YOUR INSTRUCTIONS →
Show all lines from the data that include the word "this".

DATA SUPPLIED →
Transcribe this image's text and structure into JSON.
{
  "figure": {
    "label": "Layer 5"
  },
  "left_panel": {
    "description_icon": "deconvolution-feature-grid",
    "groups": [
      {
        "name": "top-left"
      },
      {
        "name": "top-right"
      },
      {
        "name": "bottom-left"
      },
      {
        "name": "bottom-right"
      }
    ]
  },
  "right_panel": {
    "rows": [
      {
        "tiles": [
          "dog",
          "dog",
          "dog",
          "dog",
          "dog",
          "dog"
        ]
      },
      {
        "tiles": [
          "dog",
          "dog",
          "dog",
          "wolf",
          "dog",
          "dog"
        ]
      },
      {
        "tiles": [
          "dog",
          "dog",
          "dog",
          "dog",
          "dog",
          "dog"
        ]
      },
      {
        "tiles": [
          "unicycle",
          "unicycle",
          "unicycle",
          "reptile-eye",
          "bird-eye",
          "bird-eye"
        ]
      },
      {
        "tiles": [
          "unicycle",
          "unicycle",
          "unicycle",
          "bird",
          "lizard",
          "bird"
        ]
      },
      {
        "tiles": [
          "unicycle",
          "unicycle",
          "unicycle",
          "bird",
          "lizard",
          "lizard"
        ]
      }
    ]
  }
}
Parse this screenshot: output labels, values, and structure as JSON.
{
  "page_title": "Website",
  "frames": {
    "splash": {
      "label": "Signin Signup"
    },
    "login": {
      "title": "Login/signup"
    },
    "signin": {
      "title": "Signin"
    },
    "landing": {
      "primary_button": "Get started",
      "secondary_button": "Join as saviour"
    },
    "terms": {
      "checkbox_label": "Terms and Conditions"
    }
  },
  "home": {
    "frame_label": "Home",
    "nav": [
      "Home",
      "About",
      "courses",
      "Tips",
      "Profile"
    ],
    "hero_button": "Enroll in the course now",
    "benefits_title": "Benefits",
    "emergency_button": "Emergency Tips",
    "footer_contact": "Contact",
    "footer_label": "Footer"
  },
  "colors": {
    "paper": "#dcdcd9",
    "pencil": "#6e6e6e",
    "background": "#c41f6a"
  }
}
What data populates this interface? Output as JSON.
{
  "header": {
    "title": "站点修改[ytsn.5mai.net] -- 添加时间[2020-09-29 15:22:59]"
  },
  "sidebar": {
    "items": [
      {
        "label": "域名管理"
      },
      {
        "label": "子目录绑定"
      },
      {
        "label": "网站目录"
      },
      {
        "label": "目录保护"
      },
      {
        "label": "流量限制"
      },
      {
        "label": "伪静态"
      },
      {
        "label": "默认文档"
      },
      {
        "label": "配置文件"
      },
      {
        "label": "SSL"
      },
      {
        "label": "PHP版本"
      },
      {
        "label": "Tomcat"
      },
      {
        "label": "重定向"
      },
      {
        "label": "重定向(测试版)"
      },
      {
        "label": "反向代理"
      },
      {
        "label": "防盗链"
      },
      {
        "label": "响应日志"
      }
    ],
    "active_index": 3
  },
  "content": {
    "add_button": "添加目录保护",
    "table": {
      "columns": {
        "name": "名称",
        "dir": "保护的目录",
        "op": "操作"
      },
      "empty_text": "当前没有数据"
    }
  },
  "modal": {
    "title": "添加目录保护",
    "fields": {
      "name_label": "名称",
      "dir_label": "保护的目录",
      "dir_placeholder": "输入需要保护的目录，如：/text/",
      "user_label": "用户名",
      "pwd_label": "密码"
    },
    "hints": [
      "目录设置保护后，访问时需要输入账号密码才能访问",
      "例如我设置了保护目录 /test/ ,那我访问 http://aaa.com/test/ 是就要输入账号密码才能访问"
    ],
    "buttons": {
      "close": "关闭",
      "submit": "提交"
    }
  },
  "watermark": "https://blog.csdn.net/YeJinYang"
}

RESULT BELOW →
Transcribe this image's text and structure into JSON.
Parse this screenshot: output labels, values, and structure as JSON.
What data populates this interface? Output as JSON.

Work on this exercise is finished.